Meadow Fields Village Masterplan

Yilan County, Taiwan, known for its picturesque rice fields and landscapes, has faced industrial decline and challenges in rice production. The Meadow Fields Village Masterplan aims to transform a woodworking manufacturing site into a sustainable, resilient, and liveable neighbourhood, connecting it to the existing township and surrounding rice fields.

Regional Strategy: 15-Minute Neighbourhood

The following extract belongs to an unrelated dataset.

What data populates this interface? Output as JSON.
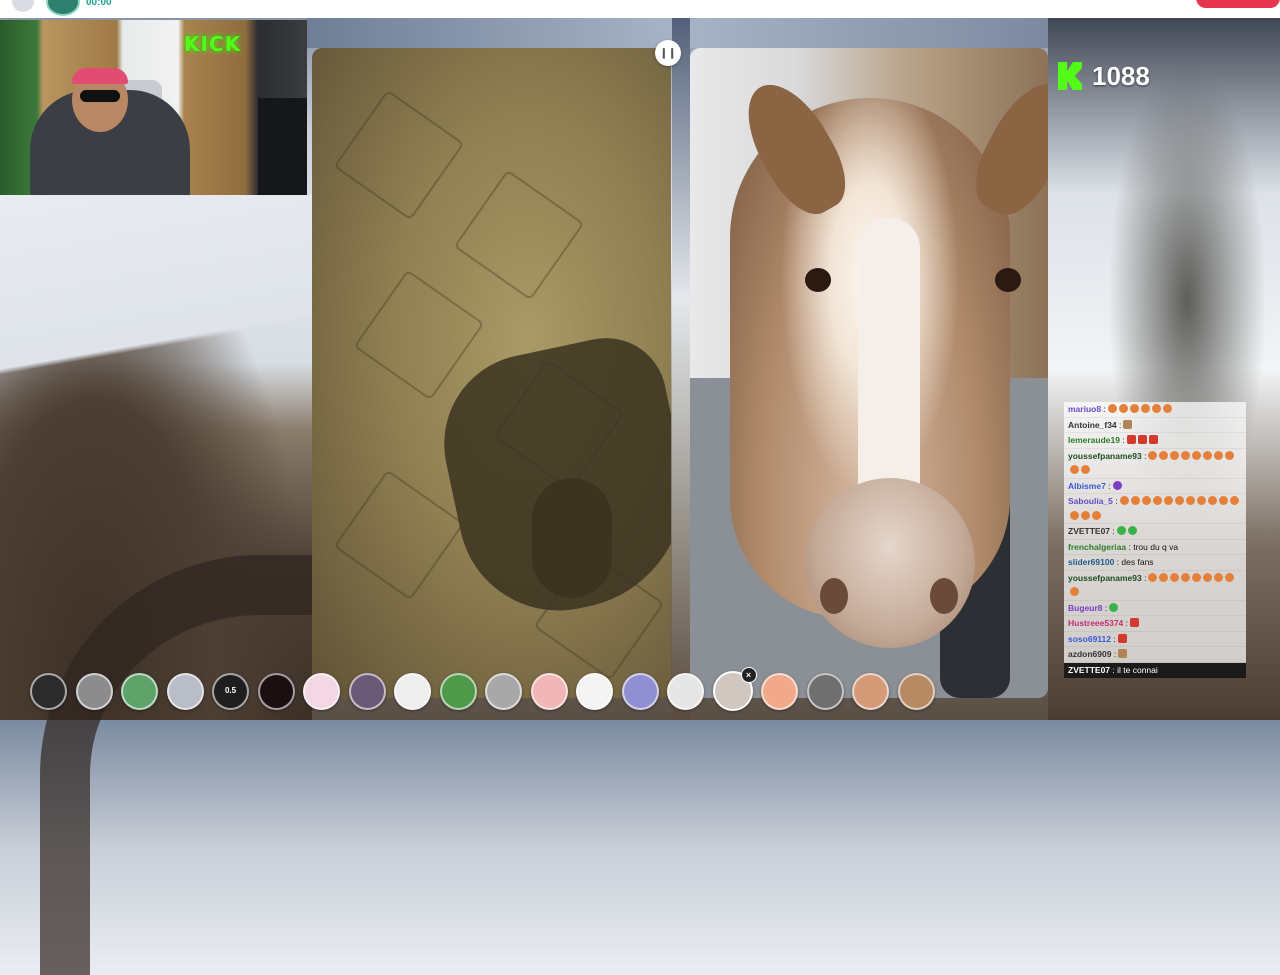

Meadow Fields Village masterplan envisions a walkable, liveable district through a 15-minute neighbourhood design, situated away from the metropolis. Public community amenities will be located in the west parcel to serve both the new residential neighbourhood in the east parcel and the existing township in the west. The design also aligns with the local government’s future school site plan, integrating natural characteristics into the community.

Design Strategy

Addressing the site’s unique features, the masterplan focuses on three strategies: Connectivity and Community Amenities, Ecologies, and Resilient Strategy.

Connectivity and Community Amenities

The masterplan connects the existing township through community retail, sports centre, community centre, and woodworking education centre. The pond previously used for storing timber will become a landscape water feature. Housing types will be planned at the east parcel, cantered around a public stormwater park. The main loop for pedestrians and bikers connects all open spaces at each cluster, providing outdoor programs and raising ecological awareness.


A range of ecological conditions addresses the site’s rice fields and natural surroundings. Low points will be designed as wetlands and sunken lawns, while higher grounds will be designed as groves. Programs like the Meadow Park Trail, Community Farming, Adventurous Playground, and rice field sightseeing or resting by irrigation canals will be located across the site.

Resilient Strategy

The masterplan integrates resilient strategies to mitigate extreme weather threats. Rooftop runoff will be channelled and stored within the raft foundation of buildings, equipped with solar panels and green roofs. Low points will be designed as stormwater wetlands and sunken lawns, with dispersed rain gardens at each cluster. The primary surface materials will be permeable, and a dual pumping system will balance the stormwater tank and wetland. Trails and streetscapes will be designed with green infrastructure, creating a sustainable stormwater system that blends rice fields, tree groves, and adjacent areas.

The Breeze Lawn of the Active Court, located at the northeast corner of the site, offers a vibrant space for younger families. This cluster proposes a sunken activity lawn, an adventure playground, and an outdoor living room, providing a functional area during normal days and heavy storms.

Wetland gardens in the north and south-central clusters provide quieter open spaces for larger townhouse units, likely housing multi-generational families. The grid-like building layout ensures views of open spaces and abundant sunlight.

The Meadow Fields Village Masterplan presents a sustainable, resilient, and liveable neighbourhood in Yilan’s rice fields. It balances natural characteristics and housing demands with a multifaceted solution, offering flexibility, pleasurable views, and harmony with the landscape. Meadow Fields Village masterplan addresses the region’s changing industries and preserves its natural, agricultural village-like characteristics.

Meadow Fields Village Masterplan: Liveable Neighbourhoods in Yilan’s Rice Fields

Landscape Architect: PLAT Studio


Architecture construction drawing: C.F. Lee Architects & Associates       

Client: Hung Kuo Lumber Co., Ltd.

Image Credit: PLAT Studio

About Terren Shi 116 Articles
Terren is an emerging graduate landscape architect with a passion for design theory and history. She holds a Bachelor of Design and a Master of Landscape Architecture from the University of Melbourne, which she completed in 2020 and 2022 respectively. Currently, Terren works as a sessional tutor at the Melbourne School of Design. She also contributes interviews and essays on landscape architecture and design.